• _Task description_
A verbatim reproduction of every entry is the expected answer.

Items from an interface collection
------------------------------

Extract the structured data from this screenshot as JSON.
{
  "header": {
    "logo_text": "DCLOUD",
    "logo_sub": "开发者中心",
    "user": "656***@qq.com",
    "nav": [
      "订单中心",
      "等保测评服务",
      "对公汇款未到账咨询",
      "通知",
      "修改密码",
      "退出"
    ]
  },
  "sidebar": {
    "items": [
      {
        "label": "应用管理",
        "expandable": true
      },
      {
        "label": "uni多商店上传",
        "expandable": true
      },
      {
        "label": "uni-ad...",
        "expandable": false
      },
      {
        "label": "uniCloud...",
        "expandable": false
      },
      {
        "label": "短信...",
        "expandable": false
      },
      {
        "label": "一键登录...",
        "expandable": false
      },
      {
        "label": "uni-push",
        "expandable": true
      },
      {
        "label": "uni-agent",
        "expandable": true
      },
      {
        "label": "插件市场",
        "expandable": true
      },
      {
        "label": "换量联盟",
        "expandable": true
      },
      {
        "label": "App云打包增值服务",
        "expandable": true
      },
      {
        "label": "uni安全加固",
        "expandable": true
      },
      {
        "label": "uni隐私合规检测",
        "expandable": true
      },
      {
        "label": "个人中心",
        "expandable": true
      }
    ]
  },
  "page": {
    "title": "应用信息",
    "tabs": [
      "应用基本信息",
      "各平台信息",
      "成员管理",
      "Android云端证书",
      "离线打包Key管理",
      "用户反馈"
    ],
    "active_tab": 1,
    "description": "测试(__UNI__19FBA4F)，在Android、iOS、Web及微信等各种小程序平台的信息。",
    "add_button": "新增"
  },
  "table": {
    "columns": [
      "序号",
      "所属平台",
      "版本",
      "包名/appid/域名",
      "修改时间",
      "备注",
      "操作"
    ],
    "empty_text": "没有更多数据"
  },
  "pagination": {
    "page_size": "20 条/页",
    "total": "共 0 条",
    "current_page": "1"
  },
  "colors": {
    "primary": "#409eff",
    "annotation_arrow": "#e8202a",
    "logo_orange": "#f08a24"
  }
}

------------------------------

• _Exercise output_
Extract the structured data from this screenshot as JSON.
{
  "header": {
    "logo_text": "DCLOUD",
    "logo_sub": "开发者中心",
    "user": "656***@qq.com",
    "nav": [
      "订单中心",
      "等保测评服务",
      "对公汇款未到账咨询",
      "通知",
      "修改密码",
      "退出"
    ]
  },
  "sidebar": {
    "items": [
      {
        "label": "应用管理",
        "expandable": true
      },
      {
        "label": "uni多商店上传",
        "expandable": true
      },
      {
        "label": "uni-ad...",
        "expandable": false
      },
      {
        "label": "uniCloud...",
        "expandable": false
      },
      {
        "label": "短信...",
        "expandable": false
      },
      {
        "label": "一键登录...",
        "expandable": false
      },
      {
        "label": "uni-push",
        "expandable": true
      },
      {
        "label": "uni-agent",
        "expandable": true
      },
      {
        "label": "插件市场",
        "expandable": true
      },
      {
        "label": "换量联盟",
        "expandable": true
      },
      {
        "label": "App云打包增值服务",
        "expandable": true
      },
      {
        "label": "uni安全加固",
        "expandable": true
      },
      {
        "label": "uni隐私合规检测",
        "expandable": true
      },
      {
        "label": "个人中心",
        "expandable": true
      }
    ]
  },
  "page": {
    "title": "应用信息",
    "tabs": [
      "应用基本信息",
      "各平台信息",
      "成员管理",
      "Android云端证书",
      "离线打包Key管理",
      "用户反馈"
    ],
    "active_tab": 1,
    "description": "测试(__UNI__19FBA4F)，在Android、iOS、Web及微信等各种小程序平台的信息。",
    "add_button": "新增"
  },
  "table": {
    "columns": [
      "序号",
      "所属平台",
      "版本",
      "包名/appid/域名",
      "修改时间",
      "备注",
      "操作"
    ],
    "empty_text": "没有更多数据"
  },
  "pagination": {
    "page_size": "20 条/页",
    "total": "共 0 条",
    "current_page": "1"
  },
  "colors": {
    "primary": "#409eff",
    "annotation_arrow": "#e8202a",
    "logo_orange": "#f08a24"
  }
}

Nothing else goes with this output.